The article, “Perspectives and Imperatives on Defining Curriculum” by John P. Portelli provides a detailed explanation of different definitions of curriculum, why it matters, and how some definitions are misleading. The author has researched how different philosophers and theorists view and define curriculum, terming some definitions as problematic and mythical. The writer argues that the definition of curriculum in education cannot be captured in a single definition, since it involves a lot of elements and it is in itself complex. Many philosophers and theorists have over the years challenged the traditional definition that was in use since the 1930s. Although there has been a disagreement between theories and philosophies on how the curriculum should be defined, it is evident that the complexity of the word brings about the disagreements and the weight it carries in the education system.
This article aims at answering different questions on curriculum definition, by looking at how the term has been defined over the years, the usefulness of the definitions, and whether the definitions are needed. There are many uses and definitive natures of the word, hence the need to differentiate the difference in their uses (Portelli, 1987). Curriculum can be used as a referent, or as a system of a school and can also be used as a field of study title. The author gives different reasons on why the term should be defined, and the need to understand why definitions are offered of different words and concepts.
Another reason why the term should be clarified is the need to differentiate curriculum from instructions, and how it relates with objectives, plans, and methods used in certain schooling programs. By clarifying this then it is easier to understand whether the curriculum notion is important to schooling and whether teaching would make sense without a curriculum belief. Most theorists argue that it is essential to have a universal definition of curriculum, without which communication will be hampered. Just as curriculum lacks one particular definition education also lacks a universal definition and each person tends to use one definition, they deem appropriate. The author offers different ways in which curriculum can be defined. One of the ways is seeing curriculum as a concept which was the traditional definition (Portelli, 1987). This form argues that curriculum is whatever the student is supposed to be taught.

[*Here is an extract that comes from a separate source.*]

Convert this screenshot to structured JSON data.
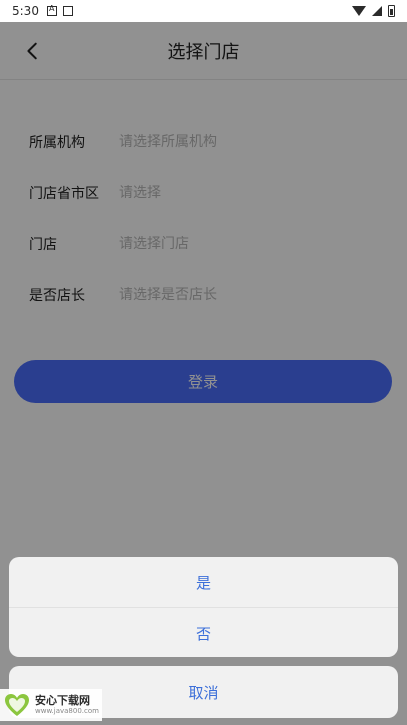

Another way curriculum is defined is in terms of experience, which incorporates a student’s experience from school to life experience in general. This definition came up due to the narrowness of the traditional definition and it is the most used definition. Finally, the curriculum has been defined as a plan, which has been in use for a long now, later James Macdonald proposed another definition of the word, as “those planning endeavors which take place prior to instruction” (Portelli, 1987). Although the definition has been popular over the years, the author argues that Macdonald’s definition is not satisfying since it fails to reason for “instinctive and intentions” arising in class.
The article has clearly stated that the word curriculum lacks a good definition and the available definitions become so conflicting hence the lack of an understandable definition. The author has researched well on the topic and has put a compilation of some definitions that might be termed as better than the rest. The argument on whether the term should be defined is conflicting, but I believe that there should be a universal definition for the word to settle all the conflict between different philosophers and theorists.
The conflict between theorists and philosophers is brought about by the complexity of the term and the weight the term carries in the education sector. The article gives a good argument on why it is important to stop giving further definitions and instead create better definitions from the existing ones. Curriculum has been defined as a concept, as an experience, and as a plan, if all these are put together to come up with a single definition, then there could be a single definition that clearly explains what a curriculum is.
Portelli, J. P. (1987). Perspectives and imperatives on defining curriculum. Journal of curriculum supervision, 2(4), 354–367.